According to her obituary, Ellen Driscoll was a resident since "soon after her marriage" and had been in Beaufort for 65 years! Doing the math, then, she comes to Beaufort around age 21 with Dennis Driscoll @ 1861 - 1865, the Civil War era. So, we now have other avenues to tred:
When and where did Ellen marry Dennis?
Why did they choose Beaufort?
Was Dennis a Federal soldier?
ALE provides marriage databases and if I were so inclined, I'd probably start with the New York State and New York City marriage databases to see what else I could find out. And there are always military records to weed through. But, I'm getting tired of thinking about dead Irishmen and/or Irish-Americans now. It is hard work gathering, evaluating, and reasoning out what you find and forming the right questions to ask and locating the right sources to help you find out more information. But thinking of dead people makes me think of final resting places which leads me to another resource in the BDC, Inscriptions on Gravestones in Cemeteries: Beaufort County.

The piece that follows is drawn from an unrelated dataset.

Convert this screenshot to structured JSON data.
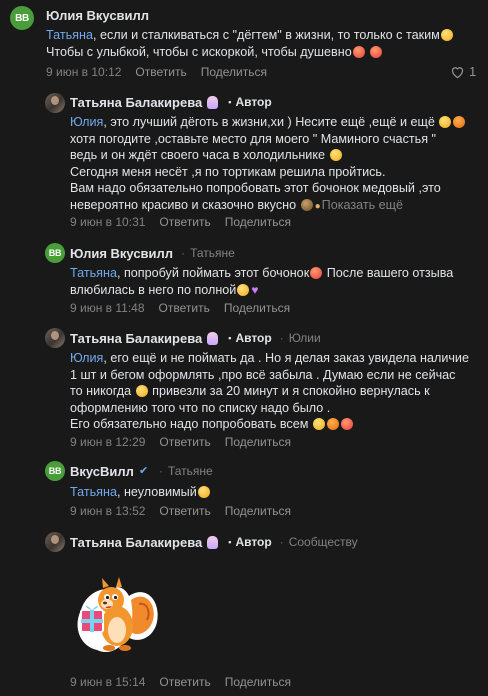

Ellen "O'Driscoll" lies next to her daughter, Annie "O'Driscoll" in Section C of the original chapel for St. Peter's Church on Carteret Street quite near to the O'Dell plot. The final resting place of Ellen's husband, Dennis, is unknown. When Mary Ellen Marcil compiled the section on St. Peter's Church gravestones, she did not include a tombstone for Dennis.
When did they add the "O'" back in?
When did they take away the "O'"? Still more ground to uncover.
Was "Ellen Driscoll" a native born Irish woman? Alas, the evidence seems to be leaning towards her being of Irish ancestry, a first generation Irish-American. But, there is nothing conclusive since I did not find a registered birth certificate for her in my rather limited search. And, is being even partially Irish such a bad thing on March 17th?
So today, on the day when everyone almost everyone wants to be Irish, I salute the "Born and Bred Real Irish of Beaufort County" with whom I have a personal acquaintance: my husband, Noel of County Offaly; Connie of County Clare; and Meg and Joe of County Kerry. Happy St. Patrick's Day!